Religious devotion led to the death of a young English Jehovah’s Witness last year. Emma Gough, 22, died after giving birth in Shrewsbury in October.

When asked twice by medical staff if she would consent to a blood transfusion in a life or death situation, she said no. A fortnight ago, an inquest heard that she had told a midwife that she was “happy to die” than have a blood transfusion, leaving her newborn twins without a mother.

“Personally, I know that is how I would feel as well,” says Rebecca. “There are men who risk their lives for their country when they go to war. To us, there is no greater thing on Earth than Jehovah and I am willing to risk my life for him.

“To us, it is about nothing more than being loyal to God. It is not an emotional decision. If the crunch came and my child ended up dying because she needed a blood transfusion, at least I would feel I had done everything according to my faith. I am also reassured that I would see her again.”
Now, here comes the question of the day kids! Would You Trust The WatchTower Society?

While the Watchtower Society (the organization behind Jehovah’s Witnesses) claims to represent God, its leaders can not make up their minds about what God says.

They have come up with their own version of the Bible (necessary to support the organization’s unbiblical teachings), constantly go back and forth on a wide variety of issues, and keep getting their prophecies about the end of the world wrong.

Would you trust your life — and that of your loved ones — to these quacks?

Leave a comment below!

(Theologically, Jehovah’s Witnesses is a strange branch of Christianity but sociologically, the movement has cult-like elements and that's why it not only confuses me , but gives me one hell of a headache as well.)

Allan W Janssen is the author of the book The Plain Truth About God (What the mainstream religions don't want you to know!) and is available at the web site www.God-101.com

Visit the blog "Perspective" at http://Allans-Perspective.blogspot.com

Labels: ,

6 Comments:

Anonymous John Doyle said...

Blood id indeed sacred. To refuse to share(hoard) spiritual good with some one in need
is worse than selfishness, It is idolatry

Saturday, April 26, 2008 10:28:00 AM  
Anonymous Anonymous said...

I'd take the blood, No matter how you look at it GOD would forgive her if it ment looking beyond herself to save the lives of her children.
Barbara N.,

Saturday, April 26, 2008 10:28:00 AM  
Anonymous J R said...

I would not be here if it were not for blood transfusions. I had eight pints of blood.
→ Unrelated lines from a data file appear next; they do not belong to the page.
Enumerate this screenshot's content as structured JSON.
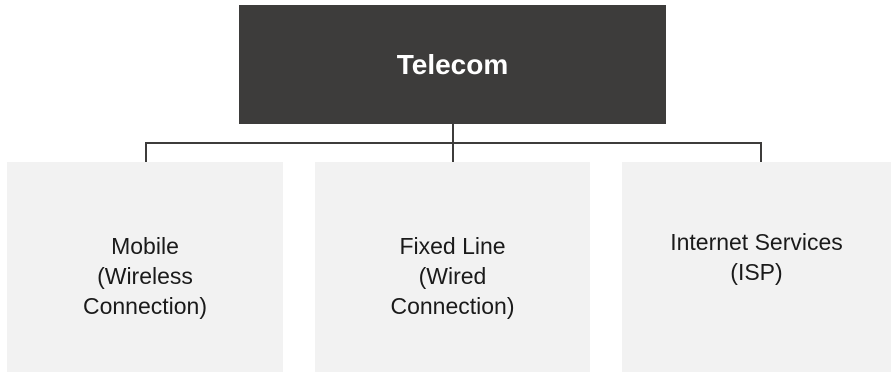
{
  "root": {
    "label": "Telecom",
    "color": "#3d3c3b"
  },
  "children": [
    {
      "label": "Mobile\n(Wireless\nConnection)"
    },
    {
      "label": "Fixed Line\n(Wired\nConnection)"
    },
    {
      "label": "Internet Services\n(ISP)"
    }
  ],
  "child_color": "#f2f2f2",
  "connector_color": "#3d3c3b"
}
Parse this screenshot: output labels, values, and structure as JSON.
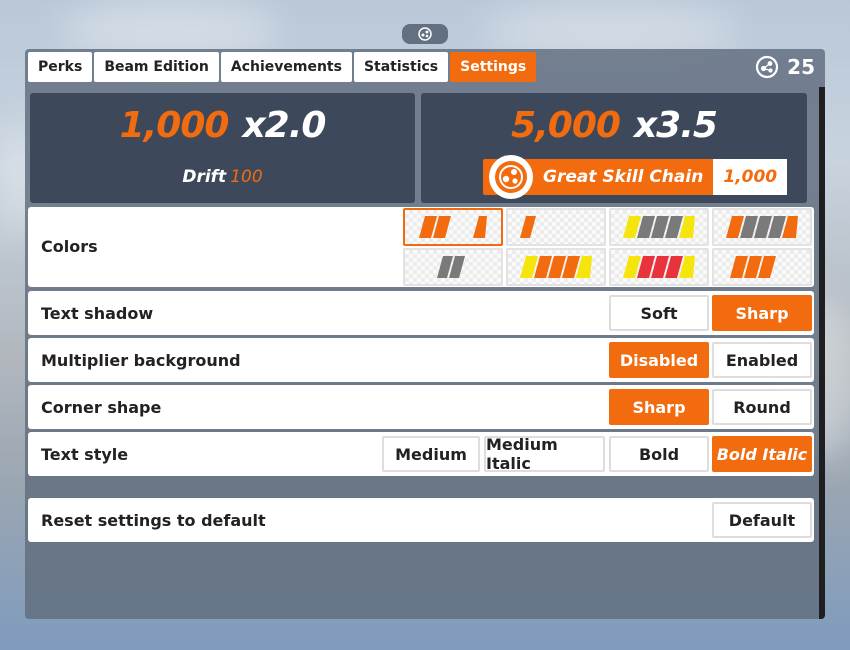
{
  "tabs": [
    {
      "label": "Perks",
      "active": false
    },
    {
      "label": "Beam Edition",
      "active": false
    },
    {
      "label": "Achievements",
      "active": false
    },
    {
      "label": "Statistics",
      "active": false
    },
    {
      "label": "Settings",
      "active": true
    }
  ],
  "points": {
    "value": "25",
    "icon": "skill-points-icon"
  },
  "score_left": {
    "score": "1,000",
    "multiplier": "x2.0",
    "label": "Drift",
    "label_value": "100"
  },
  "score_right": {
    "score": "5,000",
    "multiplier": "x3.5",
    "chain_label": "Great Skill Chain",
    "chain_value": "1,000",
    "chain_icon": "skill-chain-icon"
  },
  "settings": {
    "colors": {
      "label": "Colors",
      "selected_index": 0
    },
    "text_shadow": {
      "label": "Text shadow",
      "options": [
        "Soft",
        "Sharp"
      ],
      "selected": "Sharp"
    },
    "multiplier_background": {
      "label": "Multiplier background",
      "options": [
        "Disabled",
        "Enabled"
      ],
      "selected": "Disabled"
    },
    "corner_shape": {
      "label": "Corner shape",
      "options": [
        "Sharp",
        "Round"
      ],
      "selected": "Sharp"
    },
    "text_style": {
      "label": "Text style",
      "options": [
        "Medium",
        "Medium Italic",
        "Bold",
        "Bold Italic"
      ],
      "selected": "Bold Italic"
    },
    "reset": {
      "label": "Reset settings to default",
      "button": "Default"
    }
  },
  "colors": {
    "accent": "#f26b0f",
    "panel": "#606c7e",
    "score_box": "#344052"
  }
}
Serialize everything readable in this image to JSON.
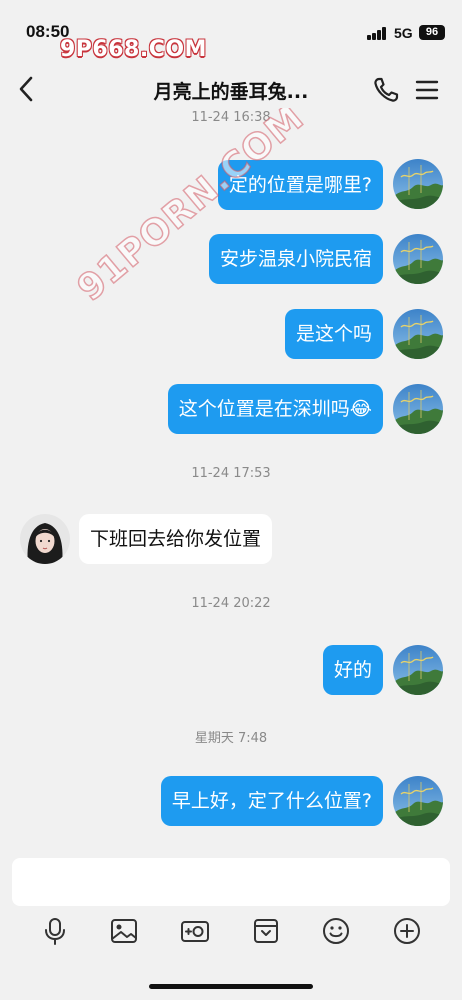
{
  "status_bar": {
    "time": "08:50",
    "watermark": "9P668.COM",
    "network": "5G",
    "battery": "96"
  },
  "nav": {
    "title": "月亮上的垂耳兔...",
    "back_icon": "chevron-left-icon",
    "call_icon": "phone-icon",
    "menu_icon": "menu-icon"
  },
  "watermark_diagonal": "91PORN.COM",
  "messages": [
    {
      "kind": "timestamp",
      "text": "11-24 16:38"
    },
    {
      "kind": "out",
      "text": "定的位置是哪里?"
    },
    {
      "kind": "out",
      "text": "安步温泉小院民宿"
    },
    {
      "kind": "out",
      "text": "是这个吗"
    },
    {
      "kind": "out",
      "text": "这个位置是在深圳吗😂"
    },
    {
      "kind": "timestamp",
      "text": "11-24 17:53"
    },
    {
      "kind": "in",
      "text": "下班回去给你发位置"
    },
    {
      "kind": "timestamp",
      "text": "11-24 20:22"
    },
    {
      "kind": "out",
      "text": "好的"
    },
    {
      "kind": "timestamp",
      "text": "星期天 7:48"
    },
    {
      "kind": "out",
      "text": "早上好，定了什么位置?"
    }
  ],
  "input": {
    "placeholder": "",
    "tools": [
      "microphone-icon",
      "image-icon",
      "camera-icon",
      "file-icon",
      "emoji-icon",
      "plus-icon"
    ]
  },
  "colors": {
    "outgoing_bubble": "#1e9bf0",
    "incoming_bubble": "#ffffff",
    "background": "#f1f1f1"
  }
}
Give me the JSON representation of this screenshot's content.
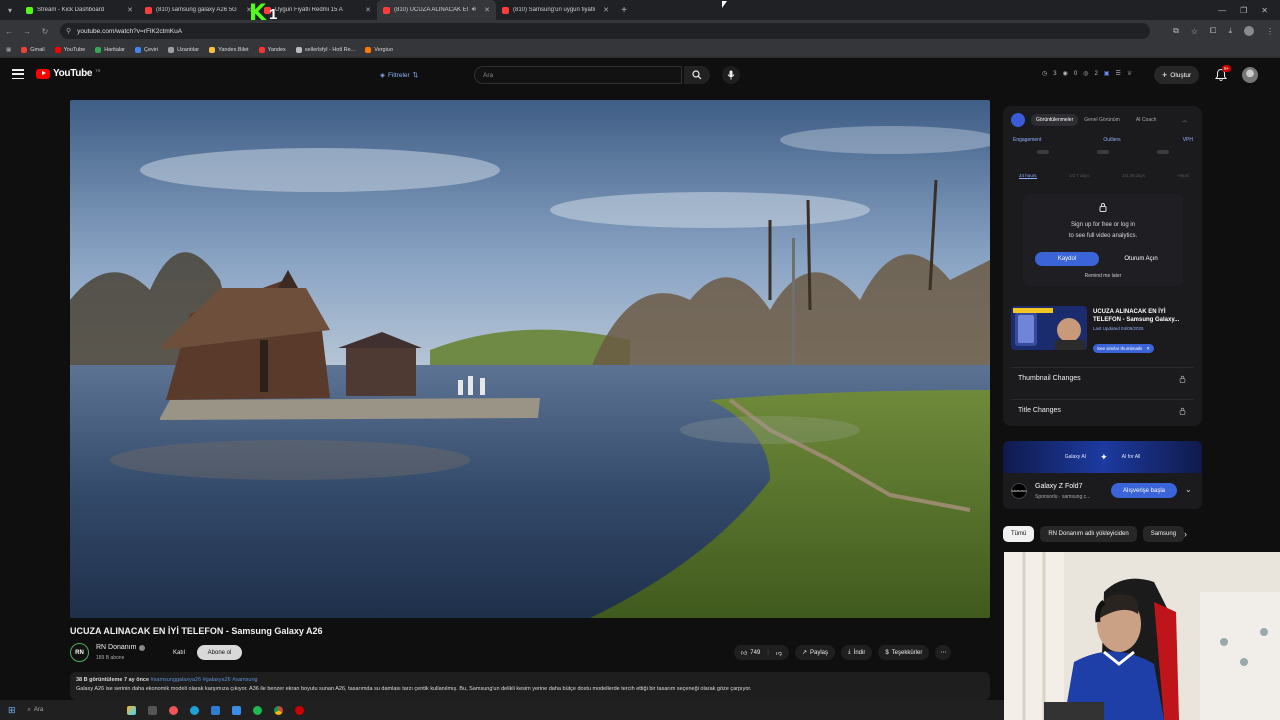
{
  "browser": {
    "tabs": [
      {
        "title": "Stream - Kick Dashboard",
        "color": "#53fc18"
      },
      {
        "title": "(810) samsung galaxy A26 5G",
        "color": "#ff3b3b"
      },
      {
        "title": "Uygun Fiyatlı Redmi 15 A",
        "color": "#ff3b3b"
      },
      {
        "title": "(810) UCUZA ALINACAK EN",
        "color": "#ff3b3b"
      },
      {
        "title": "(810) Samsung'un uygun fiyatlı",
        "color": "#ff3b3b"
      }
    ],
    "url": "youtube.com/watch?v=rFlK2ctmKuA",
    "bookmarks": [
      {
        "label": "Gmail",
        "color": "#ea4335"
      },
      {
        "label": "YouTube",
        "color": "#ff0000"
      },
      {
        "label": "Haritalar",
        "color": "#34a853"
      },
      {
        "label": "Çeviri",
        "color": "#4285f4"
      },
      {
        "label": "Uzantılar",
        "color": "#9aa0a6"
      },
      {
        "label": "Yandex.Bilet",
        "color": "#f9c23c"
      },
      {
        "label": "Yandex",
        "color": "#ff3333"
      },
      {
        "label": "sellerlsfyl - Hotl Re...",
        "color": "#bbbbbb"
      },
      {
        "label": "Vergiuo",
        "color": "#ff7a00"
      }
    ]
  },
  "overlay": {
    "logo_letter": "K",
    "number": "1"
  },
  "youtube": {
    "logo_text": "YouTube",
    "logo_country": "TR",
    "filters_label": "Filtreler",
    "search_placeholder": "Ara",
    "header_stats": [
      "3",
      "0",
      "2"
    ],
    "create_label": "Oluştur",
    "notif_count": "9+"
  },
  "video": {
    "title": "UCUZA ALINACAK EN İYİ TELEFON - Samsung Galaxy A26",
    "channel": "RN Donanım",
    "channel_initials": "RN",
    "subscribers": "189 B abone",
    "join_label": "Katıl",
    "subscribe_label": "Abone ol",
    "likes": "749",
    "share_label": "Paylaş",
    "download_label": "İndir",
    "thanks_label": "Teşekkürler",
    "views_date": "38 B görüntüleme  7 ay önce",
    "hashtags": "#samsunggalaxya26 #galaxya26 #samsung",
    "description": "Galaxy A26 ise serinin daha ekonomik modeli olarak karşımıza çıkıyor. A36 ile benzer ekran boyutu sunan A26, tasarımda su damlası tarzı çentik kullanılmış. Bu, Samsung'un delikli kesim yerine daha bütçe dostu modellerde tercih ettiği bir tasarım seçeneği olarak göze çarpıyor."
  },
  "panel": {
    "tabs": [
      "Görüntülenmeler",
      "Genel Görünüm",
      "AI Coach"
    ],
    "metrics": [
      "Engagement",
      "Outliers",
      "VPH"
    ],
    "ranges": [
      "24 hours",
      "1st 7 days",
      "1st 28 days",
      "Hepsi"
    ],
    "signup_text_1": "Sign up for free or log in",
    "signup_text_2": "to see full video analytics.",
    "signup_button": "Kaydol",
    "login_button": "Oturum Açın",
    "remind_label": "Remind me later",
    "thumb_title": "UCUZA ALINACAK EN İYİ TELEFON - Samsung Galaxy...",
    "thumb_date": "Last Updated 04/09/2025",
    "similar_label": "See similar thumbnails",
    "thumbnail_changes": "Thumbnail Changes",
    "title_changes": "Title Changes"
  },
  "ad": {
    "banner_left": "Galaxy AI",
    "banner_right": "AI for All",
    "title": "Galaxy Z Fold7",
    "sponsor": "Sponsorlu · samsung.c...",
    "cta": "Alışverişe başla",
    "logo_text": "SAMSUNG"
  },
  "chips": [
    "Tümü",
    "RN Donanım adlı yükleyiciden",
    "Samsung"
  ],
  "taskbar": {
    "search_placeholder": "Ara"
  }
}
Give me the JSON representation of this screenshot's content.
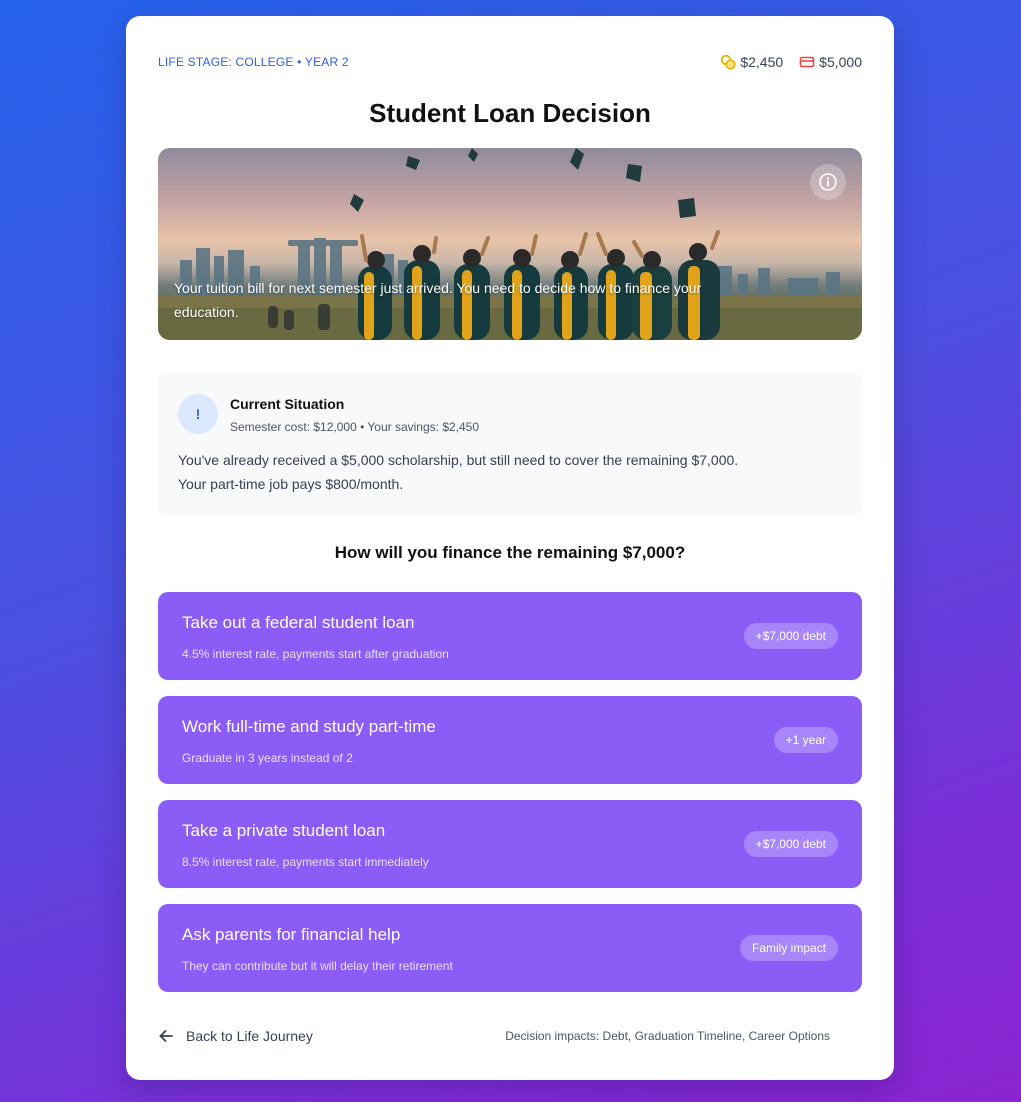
{
  "header": {
    "life_stage": "LIFE STAGE: COLLEGE • YEAR 2",
    "savings": "$2,450",
    "debt": "$5,000",
    "colors": {
      "coin": "#eab308",
      "card": "#ef4444",
      "accent": "#2f5ed8"
    }
  },
  "title": "Student Loan Decision",
  "hero": {
    "caption": "Your tuition bill for next semester just arrived. You need to decide how to finance your education."
  },
  "situation": {
    "icon": "!",
    "title": "Current Situation",
    "subtitle": "Semester cost: $12,000 • Your savings: $2,450",
    "body_line1": "You've already received a $5,000 scholarship, but still need to cover the remaining $7,000.",
    "body_line2": "Your part-time job pays $800/month."
  },
  "question": "How will you finance the remaining $7,000?",
  "options": [
    {
      "title": "Take out a federal student loan",
      "subtitle": "4.5% interest rate, payments start after graduation",
      "badge": "+$7,000 debt"
    },
    {
      "title": "Work full-time and study part-time",
      "subtitle": "Graduate in 3 years instead of 2",
      "badge": "+1 year"
    },
    {
      "title": "Take a private student loan",
      "subtitle": "8.5% interest rate, payments start immediately",
      "badge": "+$7,000 debt"
    },
    {
      "title": "Ask parents for financial help",
      "subtitle": "They can contribute but it will delay their retirement",
      "badge": "Family impact"
    }
  ],
  "footer": {
    "back_label": "Back to Life Journey",
    "impacts": "Decision impacts: Debt, Graduation Timeline, Career Options"
  },
  "option_color": "#8b5cf6"
}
I died at twenty one, as they were giving me blood transfusions

Saturday, April 26, 2008 1:27:00 PM  
Anonymous Becky B., said...

Faith is wonderful to have, but to die because of it or let someone you love die from it is just sensless.

Saturday, April 26, 2008 3:45:00 PM  
Anonymous daryl b. said...

i gave this a 10 but i don't agree. i am not sure we have the right to let our children die without trying everything as long as there will be quality of life

Saturday, April 26, 2008 3:45:00 PM  
Anonymous Ginny A said...

You must do everything possible to help a child. That's what being a mother is all about.

Saturday, April 26, 2008 3:46:00 PM  

Post a Comment

Subscribe to Post Comments [Atom]

Links to this post:

Create a Link

<< Home